  7. 7. High clinical suspicion if….
  8. 8. Diagnostic criteria (Modified Duke’s Criteria) <ul><li>Major criteria: </li></ul><ul><li>A positive blood culture for IE. Typical organism growing in 2 cultures in absence of a primary focus. </li></ul><ul><li>A persistently positive blood culture </li></ul><ul><li>A positive serological test for Q fever. </li></ul><ul><li>ECHO evidence-mass, abscess, dehiscence. </li></ul><ul><li>New valvular regurgitation. </li></ul>
  9. 9. <ul><li>Minor criteria: </li></ul><ul><li>Predisposition: predisposing heart condition or intravenous drug use. </li></ul><ul><li>Fever: temperature ≥ 38°C (100.4°F). </li></ul><ul><li>Vascular phenomena : major arterial emboli , septic pulmonary infarcts , mycotic aneurysm, intracranial haemorrhage, conjunctival haemorrhages, Janeway’s Lesion. </li></ul><ul><li>Immunologic phenomena : glomerulonephritis, Osler’s nodes, Roth’s spots , rheumatoid factor. </li></ul><ul><li>Microbiological evidence: a positive blood culture but not meeting a major criterion as noted above, or serological evidence of an active infection with an organism that can cause infective endocarditis. </li></ul><ul><li>Echocardiogram: findings consistent with infective endocarditis but not meeting a major criterion as noted above. </li></ul>
  10. 10. <ul><li>The diagnosis of infective endocarditis is definite when: </li></ul><ul><li>A microorganism is demonstrated by culture of a specimen from a vegetation, an embolism or an intracardiac abscess </li></ul><ul><li>Active endocarditis is confirmed by histological examination of the vegetation or intracardiac abscess </li></ul><ul><li>Two major clinical criteria, one major and three minor criteria, or five minor criteria are met. </li></ul>
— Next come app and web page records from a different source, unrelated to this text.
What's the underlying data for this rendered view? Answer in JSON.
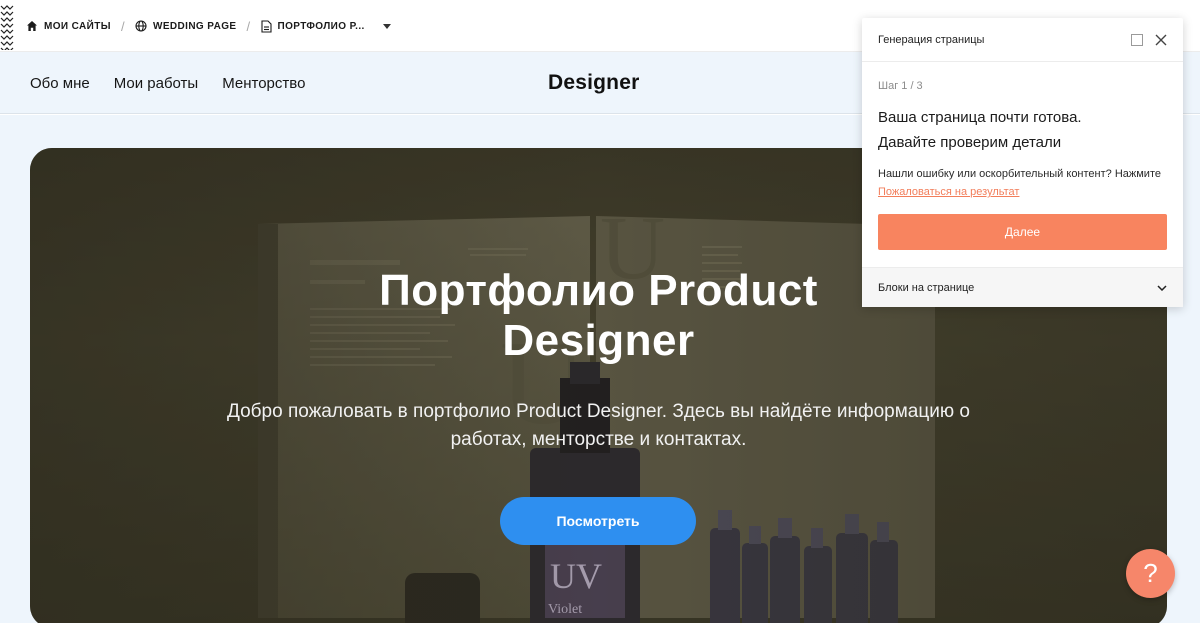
{
  "toolbar": {
    "breadcrumbs": [
      {
        "label": "МОИ САЙТЫ",
        "icon": "home-icon"
      },
      {
        "label": "WEDDING PAGE",
        "icon": "globe-icon"
      },
      {
        "label": "ПОРТФОЛИО Р...",
        "icon": "page-icon"
      }
    ],
    "separator": "/"
  },
  "site": {
    "nav": [
      "Обо мне",
      "Мои работы",
      "Менторство"
    ],
    "title": "Designer"
  },
  "hero": {
    "heading_line1": "Портфолио Product",
    "heading_line2": "Designer",
    "subtitle": "Добро пожаловать в портфолио Product Designer. Здесь вы найдёте информацию о работах, менторстве и контактах.",
    "button": "Посмотреть",
    "button_color": "#2e8ff0"
  },
  "panel": {
    "title": "Генерация страницы",
    "step": "Шаг 1 / 3",
    "ready_line1": "Ваша страница почти готова.",
    "ready_line2": "Давайте проверим детали",
    "report_text": "Нашли ошибку или оскорбительный контент? Нажмите",
    "report_link": "Пожаловаться на результат",
    "next_button": "Далее",
    "next_color": "#f8845f",
    "blocks_label": "Блоки на странице"
  },
  "help": {
    "label": "?",
    "color": "#f6866a"
  }
}
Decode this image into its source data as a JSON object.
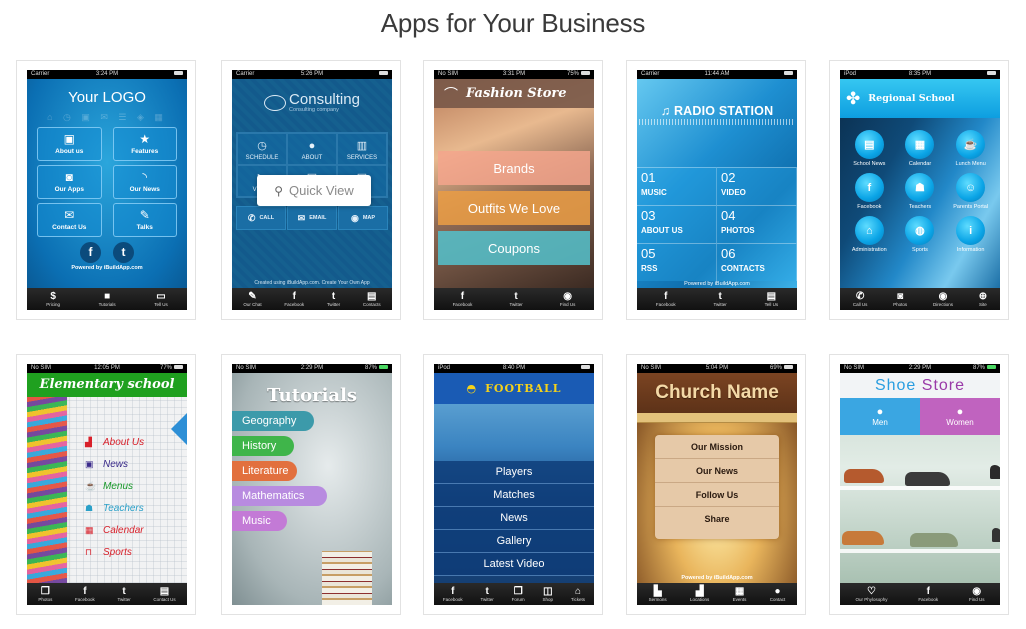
{
  "page": {
    "title": "Apps for Your Business"
  },
  "overlay": {
    "quick_view_label": "Quick View",
    "quick_view_icon": "search-icon"
  },
  "apps": [
    {
      "status": {
        "carrier": "Carrier",
        "time": "3:24 PM",
        "battery": ""
      },
      "logo": "Your LOGO",
      "buttons": [
        {
          "label": "About us",
          "icon": "devices-icon"
        },
        {
          "label": "Features",
          "icon": "star-icon"
        },
        {
          "label": "Our Apps",
          "icon": "camera-icon"
        },
        {
          "label": "Our News",
          "icon": "rss-icon"
        },
        {
          "label": "Contact Us",
          "icon": "envelope-icon"
        },
        {
          "label": "Talks",
          "icon": "edit-icon"
        }
      ],
      "powered": "Powered by iBuildApp.com",
      "tabs": [
        {
          "label": "Pricing",
          "icon": "dollar-icon"
        },
        {
          "label": "Tutorials",
          "icon": "video-icon"
        },
        {
          "label": "Tell Us",
          "icon": "chat-icon"
        }
      ]
    },
    {
      "status": {
        "carrier": "Carrier",
        "time": "5:26 PM",
        "battery": ""
      },
      "brand": "Consulting",
      "tagline": "Consulting company",
      "grid": [
        {
          "label": "SCHEDULE",
          "icon": "clock-icon"
        },
        {
          "label": "ABOUT",
          "icon": "person-icon"
        },
        {
          "label": "SERVICES",
          "icon": "book-icon"
        },
        {
          "label": "VIDEO",
          "icon": "video-icon"
        },
        {
          "label": "GALLERY",
          "icon": "image-icon"
        },
        {
          "label": "NEWS",
          "icon": "news-icon"
        }
      ],
      "actions": [
        {
          "label": "CALL",
          "icon": "phone-icon"
        },
        {
          "label": "EMAIL",
          "icon": "envelope-icon"
        },
        {
          "label": "MAP",
          "icon": "map-pin-icon"
        }
      ],
      "created": "Created using iBuildApp.com. Create Your Own App",
      "tabs": [
        {
          "label": "Our Chat",
          "icon": "edit-icon"
        },
        {
          "label": "Facebook",
          "icon": "facebook-icon"
        },
        {
          "label": "Twitter",
          "icon": "twitter-icon"
        },
        {
          "label": "Contacts",
          "icon": "contacts-icon"
        }
      ]
    },
    {
      "status": {
        "carrier": "No SIM",
        "time": "3:31 PM",
        "battery": "75%"
      },
      "title": "Fashion Store",
      "buttons": [
        "Brands",
        "Outfits We Love",
        "Coupons"
      ],
      "tabs": [
        {
          "label": "Facebook",
          "icon": "facebook-icon"
        },
        {
          "label": "Twitter",
          "icon": "twitter-icon"
        },
        {
          "label": "Find Us",
          "icon": "map-pin-icon"
        }
      ]
    },
    {
      "status": {
        "carrier": "Carrier",
        "time": "11:44 AM",
        "battery": ""
      },
      "title": "RADIO STATION",
      "items": [
        {
          "num": "01",
          "label": "MUSIC"
        },
        {
          "num": "02",
          "label": "VIDEO"
        },
        {
          "num": "03",
          "label": "ABOUT US"
        },
        {
          "num": "04",
          "label": "PHOTOS"
        },
        {
          "num": "05",
          "label": "RSS"
        },
        {
          "num": "06",
          "label": "CONTACTS"
        }
      ],
      "powered": "Powered by iBuildApp.com",
      "tabs": [
        {
          "label": "Facebook",
          "icon": "facebook-icon"
        },
        {
          "label": "Twitter",
          "icon": "twitter-icon"
        },
        {
          "label": "Tell Us",
          "icon": "document-icon"
        }
      ]
    },
    {
      "status": {
        "carrier": "iPod",
        "time": "8:35 PM",
        "battery": ""
      },
      "title": "Regional School",
      "items": [
        {
          "label": "School News",
          "icon": "news-icon"
        },
        {
          "label": "Calendar",
          "icon": "calendar-icon"
        },
        {
          "label": "Lunch Menu",
          "icon": "food-icon"
        },
        {
          "label": "Facebook",
          "icon": "facebook-icon"
        },
        {
          "label": "Teachers",
          "icon": "teacher-icon"
        },
        {
          "label": "Parents Portal",
          "icon": "parents-icon"
        },
        {
          "label": "Administration",
          "icon": "building-icon"
        },
        {
          "label": "Sports",
          "icon": "basketball-icon"
        },
        {
          "label": "Information",
          "icon": "info-icon"
        }
      ],
      "tabs": [
        {
          "label": "Call Us",
          "icon": "phone-icon"
        },
        {
          "label": "Photos",
          "icon": "camera-icon"
        },
        {
          "label": "Directions",
          "icon": "map-pin-icon"
        },
        {
          "label": "Site",
          "icon": "globe-icon"
        }
      ]
    },
    {
      "status": {
        "carrier": "No SIM",
        "time": "12:05 PM",
        "battery": "77%"
      },
      "title": "Elementary school",
      "items": [
        {
          "label": "About Us",
          "color": "#d8202a",
          "icon": "school-icon"
        },
        {
          "label": "News",
          "color": "#3a2a8a",
          "icon": "news-icon"
        },
        {
          "label": "Menus",
          "color": "#1a9a2a",
          "icon": "food-icon"
        },
        {
          "label": "Teachers",
          "color": "#2aa0c8",
          "icon": "teacher-icon"
        },
        {
          "label": "Calendar",
          "color": "#d8202a",
          "icon": "calendar-icon"
        },
        {
          "label": "Sports",
          "color": "#d8202a",
          "icon": "basketball-icon"
        }
      ],
      "tabs": [
        {
          "label": "Photos",
          "icon": "photos-icon"
        },
        {
          "label": "Facebook",
          "icon": "facebook-icon"
        },
        {
          "label": "Twitter",
          "icon": "twitter-icon"
        },
        {
          "label": "Contact Us",
          "icon": "document-icon"
        }
      ]
    },
    {
      "status": {
        "carrier": "No SIM",
        "time": "2:29 PM",
        "battery": "87%"
      },
      "title": "Tutorials",
      "items": [
        {
          "label": "Geography",
          "color": "#3c9aaa"
        },
        {
          "label": "History",
          "color": "#3fb54a"
        },
        {
          "label": "Literature",
          "color": "#e2703e"
        },
        {
          "label": "Mathematics",
          "color": "#b88be0"
        },
        {
          "label": "Music",
          "color": "#c37ad6"
        }
      ]
    },
    {
      "status": {
        "carrier": "iPod",
        "time": "8:40 PM",
        "battery": ""
      },
      "title": "FOOTBALL",
      "items": [
        "Players",
        "Matches",
        "News",
        "Gallery",
        "Latest Video"
      ],
      "tabs": [
        {
          "label": "Facebook",
          "icon": "facebook-icon"
        },
        {
          "label": "Twitter",
          "icon": "twitter-icon"
        },
        {
          "label": "Forum",
          "icon": "forum-icon"
        },
        {
          "label": "Shop",
          "icon": "shop-icon"
        },
        {
          "label": "Tickets",
          "icon": "ticket-icon"
        }
      ]
    },
    {
      "status": {
        "carrier": "No SIM",
        "time": "5:04 PM",
        "battery": "69%"
      },
      "title": "Church Name",
      "items": [
        "Our Mission",
        "Our News",
        "Follow Us",
        "Share"
      ],
      "powered": "Powered by iBuildApp.com",
      "tabs": [
        {
          "label": "Sermons",
          "icon": "book-icon"
        },
        {
          "label": "Locations",
          "icon": "building-icon"
        },
        {
          "label": "Events",
          "icon": "calendar-icon"
        },
        {
          "label": "Contact",
          "icon": "person-icon"
        }
      ]
    },
    {
      "status": {
        "carrier": "No SIM",
        "time": "2:29 PM",
        "battery": "87%"
      },
      "title_a": "Shoe",
      "title_b": "Store",
      "categories": [
        {
          "label": "Men",
          "color": "#3aa6e2"
        },
        {
          "label": "Women",
          "color": "#c063bf"
        }
      ],
      "tabs": [
        {
          "label": "Our Phylosophy",
          "icon": "heart-icon"
        },
        {
          "label": "Facebook",
          "icon": "facebook-icon"
        },
        {
          "label": "Find Us",
          "icon": "map-pin-icon"
        }
      ]
    }
  ]
}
  11. 11. ECHO <ul><li>TTE-high specificity. Sensitivity 60-75%. </li></ul><ul><li>TOE-high sensitivity >90%. </li></ul><ul><li>A negative echocardiogram does not exclude a diagnosis of endocarditis. </li></ul>
  12. 13. Treatment <ul><li>Blood cultures should be taken prior to empirical antibiotic therapy. </li></ul><ul><li>Antibiotic treatment should continue for 4–6 weeks. </li></ul><ul><li>Serum levels of gentamicin and vancomycin need to be monitored to ensure adequate therapy and prevent toxicity. </li></ul>
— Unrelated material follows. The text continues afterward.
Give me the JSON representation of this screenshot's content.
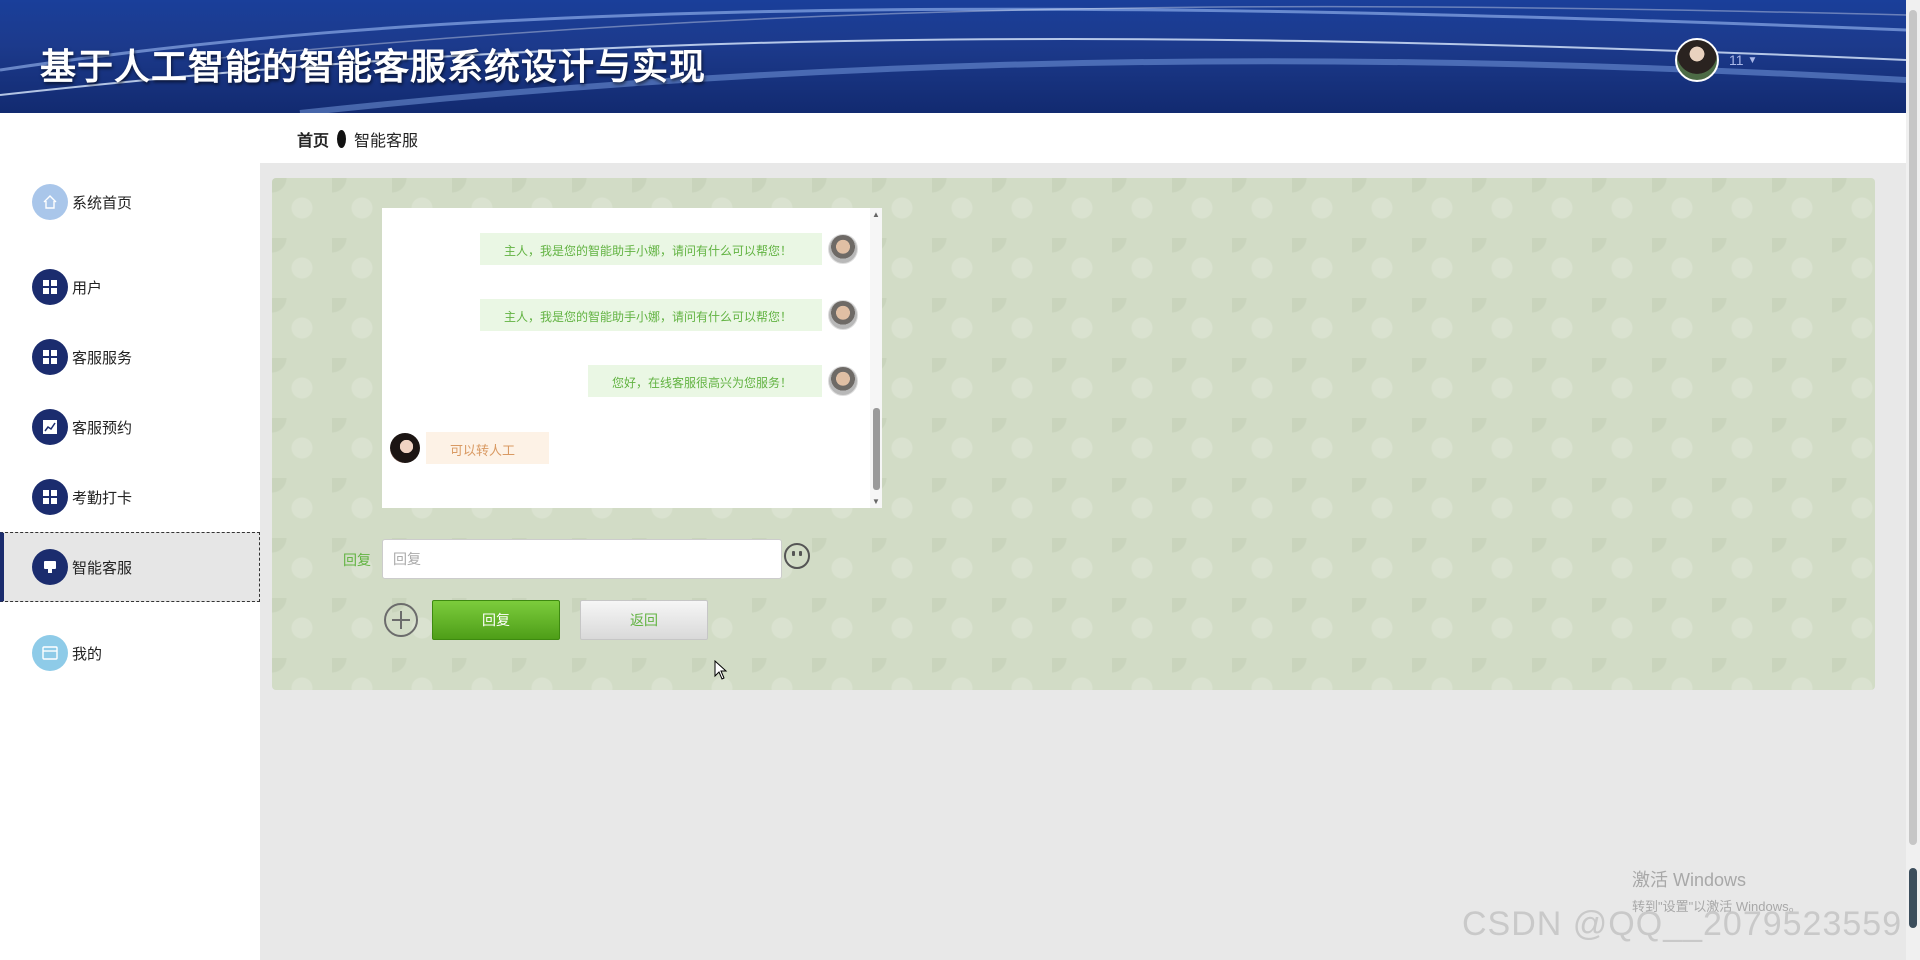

  13. 15. Causes of persistent fever <ul><li>Most patients with infective endocarditis should respond within 48 hours of initiation of appropriate antibiotic therapy. </li></ul><ul><li>If persistent fever consider: </li></ul><ul><li>perivalvular extension of infection and possible abscess formation. </li></ul><ul><li>Drug reaction (the fever should promptly resolve after drug withdrawal) </li></ul><ul><li>Nosocomial infection (i.e. venous access site, urinary tract infection) </li></ul><ul><li>Pulmonary embolism (secondary right-sided endocarditis or prolonged hospitalization). </li></ul>
  14. 16. Antibiotic prophylaxis
  15. 17. Possible questions. <ul><li>Name the organisms associated with the following locations/situations causing IE: </li></ul><ul><li>Dental disease or procedures. </li></ul><ul><li>Prolonged indwelling vascular catheters. </li></ul><ul><li>Gut and perineum </li></ul><ul><li>Bowel malignancy </li></ul><ul><li>Native and prosthetic valve endocarditis-early and late. </li></ul><ul><li>Soft tissue infection </li></ul>
  16. 18. <ul><li>IE in IVDU-name the organism, site, Rx. </li></ul><ul><li>Name the organisms with negative culture for IE. </li></ul><ul><li>The following are high clinical suspicion for IE except? </li></ul><ul><li>The following are major criterion for IE except? </li></ul>
  17. 19. <ul><li>Treatment choices for the following clinical situation: </li></ul><ul><li>Clinical endocarditis, culture results awaited, no suspicion of staphylococci. </li></ul><ul><li>Suspected staphylococcal endocarditis (IVDU, recent intravascular devices or cardiac surgery, acute infection) </li></ul><ul><li>Streptococcal endocarditis </li></ul><ul><li>Enterococcal endocarditis </li></ul><ul><li>Staphylococcal endocarditis </li></ul>
  18. 20. <ul><li>A person treated for IE has persistent fever after 48 hours of treatment. What are the possible explanation for this? </li></ul>

×